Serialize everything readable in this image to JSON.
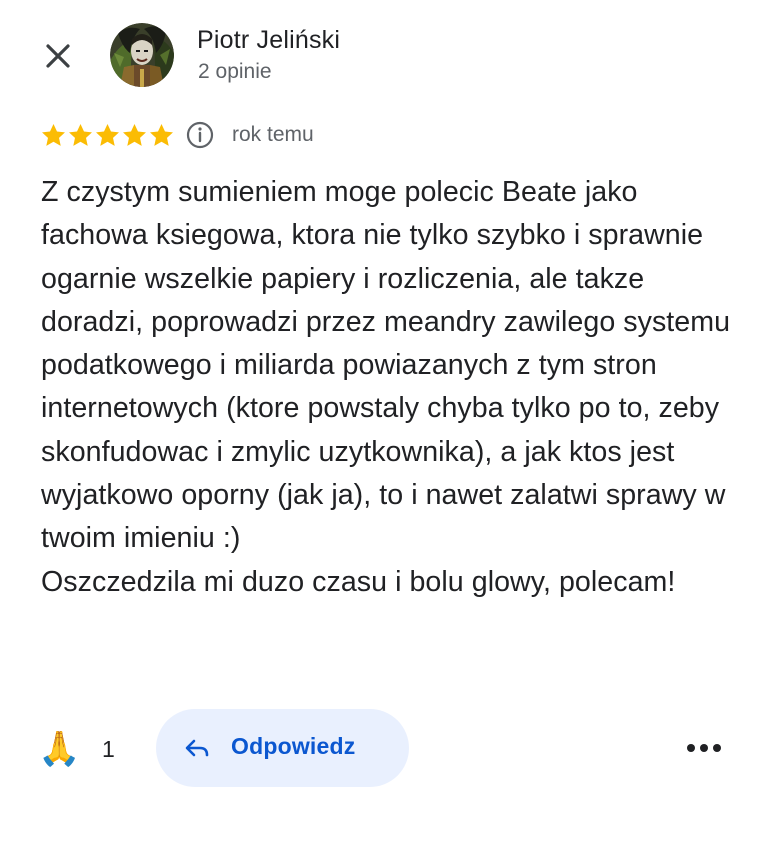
{
  "header": {
    "close_icon": "close-icon",
    "author_name": "Piotr Jeliński",
    "author_meta": "2 opinie"
  },
  "rating": {
    "stars": 5,
    "max_stars": 5,
    "star_color": "#fbbc04",
    "info_icon": "info-icon",
    "time": "rok temu"
  },
  "review": {
    "text": "Z czystym sumieniem moge polecic Beate jako fachowa ksiegowa, ktora nie tylko szybko i sprawnie ogarnie wszelkie papiery i rozliczenia, ale takze doradzi, poprowadzi przez meandry zawilego systemu podatkowego i miliarda powiazanych z tym stron internetowych (ktore powstaly chyba tylko po to, zeby skonfudowac i zmylic uzytkownika), a jak ktos jest wyjatkowo oporny (jak ja), to i nawet zalatwi sprawy w twoim imieniu :)\nOszczedzila mi duzo czasu i bolu glowy, polecam!"
  },
  "actions": {
    "like_icon": "🙏",
    "like_count": "1",
    "reply_icon": "reply-arrow-icon",
    "reply_label": "Odpowiedz",
    "more_icon": "more-horizontal-icon"
  },
  "colors": {
    "accent": "#0b57d0",
    "reply_background": "#e9f0fe",
    "secondary_text": "#5f6368"
  }
}
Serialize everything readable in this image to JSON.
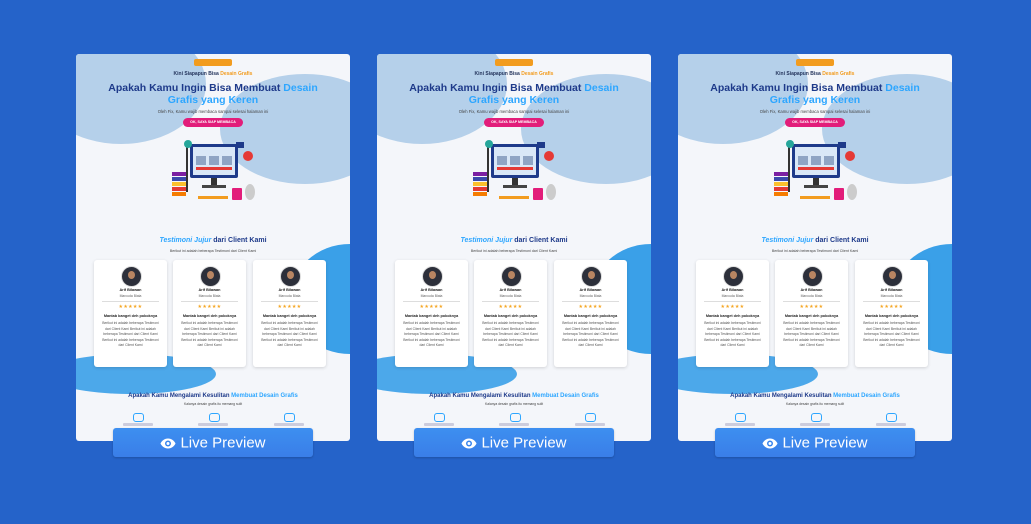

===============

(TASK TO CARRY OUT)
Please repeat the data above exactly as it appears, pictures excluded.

(COMPLETED TASK)
Serialize everything readable in this image to JSON.
{
  "header": {
    "close_icon": "close-icon",
    "author_name": "Piotr Jeliński",
    "author_meta": "2 opinie"
  },
  "rating": {
    "stars": 5,
    "max_stars": 5,
    "star_color": "#fbbc04",
    "info_icon": "info-icon",
    "time": "rok temu"
  },
  "review": {
    "text": "Z czystym sumieniem moge polecic Beate jako fachowa ksiegowa, ktora nie tylko szybko i sprawnie ogarnie wszelkie papiery i rozliczenia, ale takze doradzi, poprowadzi przez meandry zawilego systemu podatkowego i miliarda powiazanych z tym stron internetowych (ktore powstaly chyba tylko po to, zeby skonfudowac i zmylic uzytkownika), a jak ktos jest wyjatkowo oporny (jak ja), to i nawet zalatwi sprawy w twoim imieniu :)\nOszczedzila mi duzo czasu i bolu glowy, polecam!"
  },
  "actions": {
    "like_icon": "🙏",
    "like_count": "1",
    "reply_icon": "reply-arrow-icon",
    "reply_label": "Odpowiedz",
    "more_icon": "more-horizontal-icon"
  },
  "colors": {
    "accent": "#0b57d0",
    "reply_background": "#e9f0fe",
    "secondary_text": "#5f6368"
  }
}
Serialize everything readable in this image to JSON.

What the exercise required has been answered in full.